Originally, as stated by Prof. Samuel Gowon Edoumekumo, Vice Chancellor, Niger Delta University, once a student could not meet up within the 2 weeks, another 2 weeks grace is added.
After that 2 weeks grace period, late enrolment fee is added to the original school fees. However, this policy has seen changes in recent times. As management continue to observe students’ school fees payment behavioural patterns, they modulate the policy accordingly.
For newly admitted students, it is possible that management may give them more time. In the 2020/2021 admission year, management sent admissions withdrawal warning 4 times over a period of 3 months, 2 days from first warning. This means that although newly admitted students have 2 weeks to pay their fees, it is possible that management can extend the date as seen in 2020/2021 academic session. Please click the link below to read more.
Starting from December, 2022, the NDU management modulated its school fees policy for all students (with a special focus on returning students) that students who haven’t paid their school fees up till the current year are not eligible to write their examinations. This policy was implemented to the later as students who haven’t paid their fees and registered their courses were actually restricted from writing examinations.

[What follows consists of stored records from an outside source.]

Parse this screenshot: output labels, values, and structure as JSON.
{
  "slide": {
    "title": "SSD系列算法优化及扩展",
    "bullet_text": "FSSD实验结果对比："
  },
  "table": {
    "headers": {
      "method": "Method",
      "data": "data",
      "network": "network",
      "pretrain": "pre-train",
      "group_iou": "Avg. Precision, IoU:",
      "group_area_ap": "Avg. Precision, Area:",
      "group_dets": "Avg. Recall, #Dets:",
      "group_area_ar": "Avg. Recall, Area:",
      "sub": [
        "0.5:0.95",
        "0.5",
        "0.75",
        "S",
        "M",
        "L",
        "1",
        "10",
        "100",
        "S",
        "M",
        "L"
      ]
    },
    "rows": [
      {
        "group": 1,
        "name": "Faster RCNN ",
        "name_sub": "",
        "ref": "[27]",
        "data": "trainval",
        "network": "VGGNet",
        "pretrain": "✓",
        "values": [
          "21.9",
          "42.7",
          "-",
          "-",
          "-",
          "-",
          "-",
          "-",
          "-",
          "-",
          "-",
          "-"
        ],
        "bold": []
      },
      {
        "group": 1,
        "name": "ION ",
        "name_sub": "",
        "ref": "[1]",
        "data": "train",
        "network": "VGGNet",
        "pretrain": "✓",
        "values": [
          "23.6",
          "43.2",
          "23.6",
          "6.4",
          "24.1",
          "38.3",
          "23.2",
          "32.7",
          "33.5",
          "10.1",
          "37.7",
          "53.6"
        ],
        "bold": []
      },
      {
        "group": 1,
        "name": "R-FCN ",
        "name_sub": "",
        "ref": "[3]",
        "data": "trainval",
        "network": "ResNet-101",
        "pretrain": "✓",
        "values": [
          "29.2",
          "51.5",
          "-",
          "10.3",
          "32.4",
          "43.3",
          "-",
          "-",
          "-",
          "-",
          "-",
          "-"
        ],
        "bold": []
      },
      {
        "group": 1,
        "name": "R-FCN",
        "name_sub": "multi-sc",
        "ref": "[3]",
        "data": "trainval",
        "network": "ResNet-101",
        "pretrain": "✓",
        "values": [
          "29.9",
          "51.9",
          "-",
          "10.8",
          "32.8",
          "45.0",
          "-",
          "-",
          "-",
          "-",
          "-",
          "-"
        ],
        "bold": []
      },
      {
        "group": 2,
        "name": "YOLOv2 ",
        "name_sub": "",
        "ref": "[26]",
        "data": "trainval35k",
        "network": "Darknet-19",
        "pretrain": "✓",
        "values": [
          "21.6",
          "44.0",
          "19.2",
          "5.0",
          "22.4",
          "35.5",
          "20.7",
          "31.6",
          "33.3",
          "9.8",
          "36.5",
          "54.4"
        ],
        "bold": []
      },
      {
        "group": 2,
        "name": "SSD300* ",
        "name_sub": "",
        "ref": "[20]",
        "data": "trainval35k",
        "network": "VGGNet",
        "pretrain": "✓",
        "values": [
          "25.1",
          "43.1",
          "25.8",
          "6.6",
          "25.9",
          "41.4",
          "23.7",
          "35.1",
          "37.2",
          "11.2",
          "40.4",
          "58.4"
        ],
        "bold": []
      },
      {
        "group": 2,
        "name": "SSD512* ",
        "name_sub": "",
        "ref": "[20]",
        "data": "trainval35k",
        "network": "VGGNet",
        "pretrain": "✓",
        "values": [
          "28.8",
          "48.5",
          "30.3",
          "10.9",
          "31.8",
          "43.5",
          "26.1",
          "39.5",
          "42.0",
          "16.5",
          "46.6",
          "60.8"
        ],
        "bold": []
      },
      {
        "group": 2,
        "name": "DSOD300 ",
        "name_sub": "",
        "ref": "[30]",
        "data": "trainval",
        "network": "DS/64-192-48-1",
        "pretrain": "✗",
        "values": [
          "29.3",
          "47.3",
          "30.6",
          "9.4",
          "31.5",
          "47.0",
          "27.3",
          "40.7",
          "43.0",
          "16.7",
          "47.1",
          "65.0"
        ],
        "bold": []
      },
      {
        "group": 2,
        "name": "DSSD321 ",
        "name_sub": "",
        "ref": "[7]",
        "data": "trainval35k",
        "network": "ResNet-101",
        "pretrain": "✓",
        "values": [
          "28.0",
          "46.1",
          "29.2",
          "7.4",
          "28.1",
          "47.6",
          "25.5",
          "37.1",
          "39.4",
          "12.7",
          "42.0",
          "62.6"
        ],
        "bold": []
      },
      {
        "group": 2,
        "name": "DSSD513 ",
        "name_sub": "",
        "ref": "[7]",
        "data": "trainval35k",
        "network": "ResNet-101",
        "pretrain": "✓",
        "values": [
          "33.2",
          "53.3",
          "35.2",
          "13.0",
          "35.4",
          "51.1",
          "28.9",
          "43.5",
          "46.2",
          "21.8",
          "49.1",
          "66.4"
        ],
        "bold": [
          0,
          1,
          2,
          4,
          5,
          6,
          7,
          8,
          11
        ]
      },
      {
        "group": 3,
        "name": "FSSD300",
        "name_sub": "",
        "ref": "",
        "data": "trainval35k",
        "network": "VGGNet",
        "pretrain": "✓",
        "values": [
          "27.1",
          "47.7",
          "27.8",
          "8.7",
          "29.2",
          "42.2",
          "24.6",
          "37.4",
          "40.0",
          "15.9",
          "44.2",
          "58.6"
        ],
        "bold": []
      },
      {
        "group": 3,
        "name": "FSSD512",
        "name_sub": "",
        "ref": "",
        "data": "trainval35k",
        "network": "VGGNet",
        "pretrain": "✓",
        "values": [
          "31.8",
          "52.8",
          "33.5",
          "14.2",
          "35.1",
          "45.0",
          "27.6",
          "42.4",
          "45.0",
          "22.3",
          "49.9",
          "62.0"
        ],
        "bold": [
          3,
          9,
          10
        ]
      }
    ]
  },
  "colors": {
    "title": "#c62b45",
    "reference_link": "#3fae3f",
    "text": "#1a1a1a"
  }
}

Although there was no stated alternative for those who are likely to miss even their supplementary exams as a result of the policy, however, it is likely that they will defer their studies and start the level again in the next session.
These policies are very central to the operations of the Niger Delta University and it is very important that they are amplified and published to the generality of the public especially the freshers on time.
Timely knowledge of these policies will help both the management and students to overcome the challenges of abrupt policy implementation which often result to face-off between both parties and consequent shutdown of the university.
Julius Michael Oghenenyoreme
A & U Ng